Output every entry below exactly as it is written.

━━━━━━━━━━━━━━━━━━━━

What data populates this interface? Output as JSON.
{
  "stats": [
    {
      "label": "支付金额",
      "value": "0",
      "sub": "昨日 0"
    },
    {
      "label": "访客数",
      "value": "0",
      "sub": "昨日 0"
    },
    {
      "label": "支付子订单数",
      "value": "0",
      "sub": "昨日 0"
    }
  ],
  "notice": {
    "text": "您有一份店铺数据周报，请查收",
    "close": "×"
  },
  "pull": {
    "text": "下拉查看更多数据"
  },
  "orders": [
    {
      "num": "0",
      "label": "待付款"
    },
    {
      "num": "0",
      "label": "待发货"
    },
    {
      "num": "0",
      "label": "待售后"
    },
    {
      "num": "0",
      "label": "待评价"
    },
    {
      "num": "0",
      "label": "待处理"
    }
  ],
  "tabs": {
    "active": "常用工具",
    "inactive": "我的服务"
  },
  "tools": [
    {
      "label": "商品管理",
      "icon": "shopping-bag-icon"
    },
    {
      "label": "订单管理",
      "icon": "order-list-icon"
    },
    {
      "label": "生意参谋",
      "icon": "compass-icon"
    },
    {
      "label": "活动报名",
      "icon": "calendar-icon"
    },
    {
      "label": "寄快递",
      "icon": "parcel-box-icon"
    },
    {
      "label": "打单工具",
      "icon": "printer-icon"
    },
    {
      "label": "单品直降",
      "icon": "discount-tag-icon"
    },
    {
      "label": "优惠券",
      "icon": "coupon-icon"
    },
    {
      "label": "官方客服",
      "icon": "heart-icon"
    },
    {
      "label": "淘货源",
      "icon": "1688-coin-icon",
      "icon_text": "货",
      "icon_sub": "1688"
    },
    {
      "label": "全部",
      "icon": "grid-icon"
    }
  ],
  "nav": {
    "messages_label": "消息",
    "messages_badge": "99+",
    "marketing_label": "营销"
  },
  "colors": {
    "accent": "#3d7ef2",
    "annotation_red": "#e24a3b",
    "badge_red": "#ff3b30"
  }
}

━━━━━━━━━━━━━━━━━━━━

EXPECTED OUTPUT —
What data populates this interface? Output as JSON.
{
  "stats": [
    {
      "label": "支付金额",
      "value": "0",
      "sub": "昨日 0"
    },
    {
      "label": "访客数",
      "value": "0",
      "sub": "昨日 0"
    },
    {
      "label": "支付子订单数",
      "value": "0",
      "sub": "昨日 0"
    }
  ],
  "notice": {
    "text": "您有一份店铺数据周报，请查收",
    "close": "×"
  },
  "pull": {
    "text": "下拉查看更多数据"
  },
  "orders": [
    {
      "num": "0",
      "label": "待付款"
    },
    {
      "num": "0",
      "label": "待发货"
    },
    {
      "num": "0",
      "label": "待售后"
    },
    {
      "num": "0",
      "label": "待评价"
    },
    {
      "num": "0",
      "label": "待处理"
    }
  ],
  "tabs": {
    "active": "常用工具",
    "inactive": "我的服务"
  },
  "tools": [
    {
      "label": "商品管理",
      "icon": "shopping-bag-icon"
    },
    {
      "label": "订单管理",
      "icon": "order-list-icon"
    },
    {
      "label": "生意参谋",
      "icon": "compass-icon"
    },
    {
      "label": "活动报名",
      "icon": "calendar-icon"
    },
    {
      "label": "寄快递",
      "icon": "parcel-box-icon"
    },
    {
      "label": "打单工具",
      "icon": "printer-icon"
    },
    {
      "label": "单品直降",
      "icon": "discount-tag-icon"
    },
    {
      "label": "优惠券",
      "icon": "coupon-icon"
    },
    {
      "label": "官方客服",
      "icon": "heart-icon"
    },
    {
      "label": "淘货源",
      "icon": "1688-coin-icon",
      "icon_text": "货",
      "icon_sub": "1688"
    },
    {
      "label": "全部",
      "icon": "grid-icon"
    }
  ],
  "nav": {
    "messages_label": "消息",
    "messages_badge": "99+",
    "marketing_label": "营销"
  },
  "colors": {
    "accent": "#3d7ef2",
    "annotation_red": "#e24a3b",
    "badge_red": "#ff3b30"
  }
}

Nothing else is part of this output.